Not so with Donald Trump’s impeachment and acquittal in these ferociously partisan times, even though his conduct was far worse than Johnson’s or Clinton’s. Johnson was impeached for firing a Cabinet officer in violation of a law later found to be unconstitutional. Clinton lied under oath about an extramarital affair. Trump was willing to let a vital American ally go down to defeat in its war with Russia unless it announced, notwithstanding the lack of any evidentiary justification, that it was investigating Trump’s then-leading political rival. Trump’s conduct was condemned or defended almost exclusively on a partisan basis, and public opinion barely moved.

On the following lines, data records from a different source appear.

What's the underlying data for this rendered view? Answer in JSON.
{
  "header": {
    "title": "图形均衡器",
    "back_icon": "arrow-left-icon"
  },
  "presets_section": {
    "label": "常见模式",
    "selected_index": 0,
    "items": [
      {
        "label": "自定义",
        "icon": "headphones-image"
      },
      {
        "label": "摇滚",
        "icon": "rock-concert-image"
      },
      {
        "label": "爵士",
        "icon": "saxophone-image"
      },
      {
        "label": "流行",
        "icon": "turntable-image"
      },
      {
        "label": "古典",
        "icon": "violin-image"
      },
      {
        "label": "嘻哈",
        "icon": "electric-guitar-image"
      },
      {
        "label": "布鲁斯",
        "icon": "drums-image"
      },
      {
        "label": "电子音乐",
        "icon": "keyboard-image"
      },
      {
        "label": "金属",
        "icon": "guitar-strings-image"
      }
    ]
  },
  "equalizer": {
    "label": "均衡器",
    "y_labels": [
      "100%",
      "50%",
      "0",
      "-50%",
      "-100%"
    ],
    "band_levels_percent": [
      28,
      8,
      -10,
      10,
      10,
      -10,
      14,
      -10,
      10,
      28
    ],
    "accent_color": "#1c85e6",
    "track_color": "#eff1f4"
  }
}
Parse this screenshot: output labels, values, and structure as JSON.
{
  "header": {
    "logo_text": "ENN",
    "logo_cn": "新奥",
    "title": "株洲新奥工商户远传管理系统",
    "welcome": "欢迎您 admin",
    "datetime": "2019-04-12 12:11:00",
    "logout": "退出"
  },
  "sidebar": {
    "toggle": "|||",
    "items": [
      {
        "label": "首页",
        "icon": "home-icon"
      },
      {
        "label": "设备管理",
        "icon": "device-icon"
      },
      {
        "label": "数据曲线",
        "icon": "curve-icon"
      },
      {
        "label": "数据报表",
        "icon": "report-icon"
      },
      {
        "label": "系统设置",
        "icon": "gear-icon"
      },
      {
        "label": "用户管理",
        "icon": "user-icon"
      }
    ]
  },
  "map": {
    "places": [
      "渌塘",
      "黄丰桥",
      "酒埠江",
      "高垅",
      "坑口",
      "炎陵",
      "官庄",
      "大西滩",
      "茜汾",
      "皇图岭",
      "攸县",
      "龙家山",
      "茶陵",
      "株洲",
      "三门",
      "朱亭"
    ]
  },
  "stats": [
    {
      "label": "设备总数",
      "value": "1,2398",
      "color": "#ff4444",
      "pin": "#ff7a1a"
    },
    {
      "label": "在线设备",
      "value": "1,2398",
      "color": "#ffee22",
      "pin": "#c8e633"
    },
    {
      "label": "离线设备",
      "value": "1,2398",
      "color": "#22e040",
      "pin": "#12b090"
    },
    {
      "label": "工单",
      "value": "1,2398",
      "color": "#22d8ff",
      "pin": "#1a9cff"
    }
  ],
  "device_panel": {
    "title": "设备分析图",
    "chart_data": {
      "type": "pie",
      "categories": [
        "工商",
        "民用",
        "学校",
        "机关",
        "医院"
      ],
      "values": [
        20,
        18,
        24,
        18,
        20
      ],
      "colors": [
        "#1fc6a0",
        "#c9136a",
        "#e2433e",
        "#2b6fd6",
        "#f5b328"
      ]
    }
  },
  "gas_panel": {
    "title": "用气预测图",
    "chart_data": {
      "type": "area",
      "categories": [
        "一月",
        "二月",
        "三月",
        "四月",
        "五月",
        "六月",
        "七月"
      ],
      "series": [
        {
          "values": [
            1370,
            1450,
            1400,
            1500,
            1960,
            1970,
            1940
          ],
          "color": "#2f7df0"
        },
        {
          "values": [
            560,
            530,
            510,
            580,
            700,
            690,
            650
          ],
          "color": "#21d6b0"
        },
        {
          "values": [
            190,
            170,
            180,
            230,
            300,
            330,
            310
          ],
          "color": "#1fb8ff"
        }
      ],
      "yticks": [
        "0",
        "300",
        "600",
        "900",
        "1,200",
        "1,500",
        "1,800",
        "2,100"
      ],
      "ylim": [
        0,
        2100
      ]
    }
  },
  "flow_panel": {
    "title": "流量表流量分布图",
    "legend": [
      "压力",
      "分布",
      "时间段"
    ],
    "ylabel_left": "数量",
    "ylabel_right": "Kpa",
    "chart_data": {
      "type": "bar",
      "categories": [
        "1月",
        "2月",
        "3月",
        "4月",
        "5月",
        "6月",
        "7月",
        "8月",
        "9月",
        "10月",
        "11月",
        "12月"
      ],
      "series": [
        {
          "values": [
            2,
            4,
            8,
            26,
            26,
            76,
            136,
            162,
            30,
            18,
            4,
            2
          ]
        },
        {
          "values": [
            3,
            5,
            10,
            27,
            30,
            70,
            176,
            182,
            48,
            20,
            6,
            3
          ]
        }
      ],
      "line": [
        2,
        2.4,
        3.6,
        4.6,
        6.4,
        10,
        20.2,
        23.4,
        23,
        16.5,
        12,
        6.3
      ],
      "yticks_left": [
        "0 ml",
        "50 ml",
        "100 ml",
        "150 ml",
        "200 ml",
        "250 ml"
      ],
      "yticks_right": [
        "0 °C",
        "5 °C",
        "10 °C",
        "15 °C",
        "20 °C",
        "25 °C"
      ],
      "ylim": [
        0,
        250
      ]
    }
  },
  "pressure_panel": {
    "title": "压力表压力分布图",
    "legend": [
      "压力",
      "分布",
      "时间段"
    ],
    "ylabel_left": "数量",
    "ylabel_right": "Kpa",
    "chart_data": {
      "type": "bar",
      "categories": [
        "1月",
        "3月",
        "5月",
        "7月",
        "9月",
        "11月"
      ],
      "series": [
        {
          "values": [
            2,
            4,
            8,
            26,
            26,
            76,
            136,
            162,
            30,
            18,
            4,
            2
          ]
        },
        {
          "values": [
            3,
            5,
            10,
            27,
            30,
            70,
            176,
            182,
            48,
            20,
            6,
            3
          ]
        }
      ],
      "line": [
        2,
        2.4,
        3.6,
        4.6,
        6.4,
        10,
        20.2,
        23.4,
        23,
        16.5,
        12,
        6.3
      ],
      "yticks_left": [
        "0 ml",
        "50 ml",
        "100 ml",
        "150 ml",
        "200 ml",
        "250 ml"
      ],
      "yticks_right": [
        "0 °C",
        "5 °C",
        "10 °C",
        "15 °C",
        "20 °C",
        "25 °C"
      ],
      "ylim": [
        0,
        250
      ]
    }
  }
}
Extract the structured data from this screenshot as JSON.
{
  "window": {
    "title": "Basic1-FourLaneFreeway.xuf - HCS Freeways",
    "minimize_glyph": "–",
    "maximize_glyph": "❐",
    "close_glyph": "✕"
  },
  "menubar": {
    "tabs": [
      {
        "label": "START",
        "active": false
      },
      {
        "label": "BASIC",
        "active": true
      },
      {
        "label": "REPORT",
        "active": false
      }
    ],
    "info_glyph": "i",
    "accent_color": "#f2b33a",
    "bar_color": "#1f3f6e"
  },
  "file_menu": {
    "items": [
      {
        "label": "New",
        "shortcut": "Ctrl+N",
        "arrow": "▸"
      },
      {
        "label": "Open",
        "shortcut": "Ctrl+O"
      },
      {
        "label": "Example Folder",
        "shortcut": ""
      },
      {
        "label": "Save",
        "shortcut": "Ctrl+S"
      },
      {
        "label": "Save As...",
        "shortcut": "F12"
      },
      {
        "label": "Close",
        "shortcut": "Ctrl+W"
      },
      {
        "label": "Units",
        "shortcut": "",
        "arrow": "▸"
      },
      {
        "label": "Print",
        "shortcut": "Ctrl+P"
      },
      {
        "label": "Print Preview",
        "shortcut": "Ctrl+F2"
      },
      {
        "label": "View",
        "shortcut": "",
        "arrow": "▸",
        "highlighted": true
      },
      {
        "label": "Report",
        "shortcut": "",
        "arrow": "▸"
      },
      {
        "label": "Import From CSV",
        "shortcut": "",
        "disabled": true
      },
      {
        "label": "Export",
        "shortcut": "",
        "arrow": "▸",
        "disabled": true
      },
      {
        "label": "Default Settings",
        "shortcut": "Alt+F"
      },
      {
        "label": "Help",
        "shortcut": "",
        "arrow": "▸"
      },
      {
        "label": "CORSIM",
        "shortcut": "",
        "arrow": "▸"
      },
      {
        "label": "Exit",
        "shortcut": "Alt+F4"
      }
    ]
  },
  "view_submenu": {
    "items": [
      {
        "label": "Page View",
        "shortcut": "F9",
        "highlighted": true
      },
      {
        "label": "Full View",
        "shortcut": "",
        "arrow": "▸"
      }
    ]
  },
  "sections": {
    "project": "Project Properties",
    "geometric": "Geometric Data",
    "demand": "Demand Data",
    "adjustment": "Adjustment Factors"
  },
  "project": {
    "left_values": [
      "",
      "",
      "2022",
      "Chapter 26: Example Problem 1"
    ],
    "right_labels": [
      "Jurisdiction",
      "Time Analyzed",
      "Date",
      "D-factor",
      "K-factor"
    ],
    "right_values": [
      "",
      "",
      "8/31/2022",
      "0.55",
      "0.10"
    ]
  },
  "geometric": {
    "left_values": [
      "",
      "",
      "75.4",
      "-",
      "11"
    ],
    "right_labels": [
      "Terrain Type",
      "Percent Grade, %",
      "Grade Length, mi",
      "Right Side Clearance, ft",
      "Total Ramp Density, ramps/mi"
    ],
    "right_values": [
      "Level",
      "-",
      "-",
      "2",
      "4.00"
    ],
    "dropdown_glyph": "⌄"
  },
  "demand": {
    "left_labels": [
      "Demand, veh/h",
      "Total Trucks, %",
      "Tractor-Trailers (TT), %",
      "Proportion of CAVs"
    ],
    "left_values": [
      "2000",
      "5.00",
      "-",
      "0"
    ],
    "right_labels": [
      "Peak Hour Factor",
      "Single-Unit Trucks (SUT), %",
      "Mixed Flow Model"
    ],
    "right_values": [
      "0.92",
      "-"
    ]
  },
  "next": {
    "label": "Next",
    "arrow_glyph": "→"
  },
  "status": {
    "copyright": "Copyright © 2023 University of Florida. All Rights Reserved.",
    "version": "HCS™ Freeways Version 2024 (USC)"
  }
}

Then Romney stepped over a San Andreas-size national political fault line. He explained his vote to convict Trump for abuse of power (he voted to acquit on the charge of obstruction of Congress) by saying that the president in fact pressured a foreign government “to corrupt” the 2020  presidential election. “Corrupting an election to keep oneself in office is perhaps the most abusive and destructive violation of one’s oath of office that I can imagine,” Romney said.

It was a moment of stunning clarity and singular courage. Romney knew that Trump and his allies would demand his “head on a pike.” Republicans immediately impugned Romney’s motives by claiming that he acted from personal animosity towards Trump, and it's only going to get worse.     


When I heard about Romney’s vote, I thought of Fred Rogers on “Mister Rogers’ Neighborhood” telling children that, when they saw something scary on the news, “look for the helpers. You will always find people who are helping.”

If your children saw President TrumpDonald John TrumpBiden to nominate Linda Thomas-Greenfield for UN ambassador: reports Scranton dedicates 'Joe Biden Way' to honor president-elect Kasich: Republicans 'either in complete lockstep' or 'afraid' of Trump MORE refuse Nancy Pelosi’s offered hand and then watched as she tore up his speech, you can point out to them Mitt Romney’s courageous vote to convict the president of abuse of power.   

Gregory J. Wallance was a federal prosecutor during the Carter and Reagan administrations. He is the author most recently of “The Woman Who Fought An Empire: Sarah Aaronsohn and Her Nili Spy Ring.” Follow him on Twitter at @gregorywallance.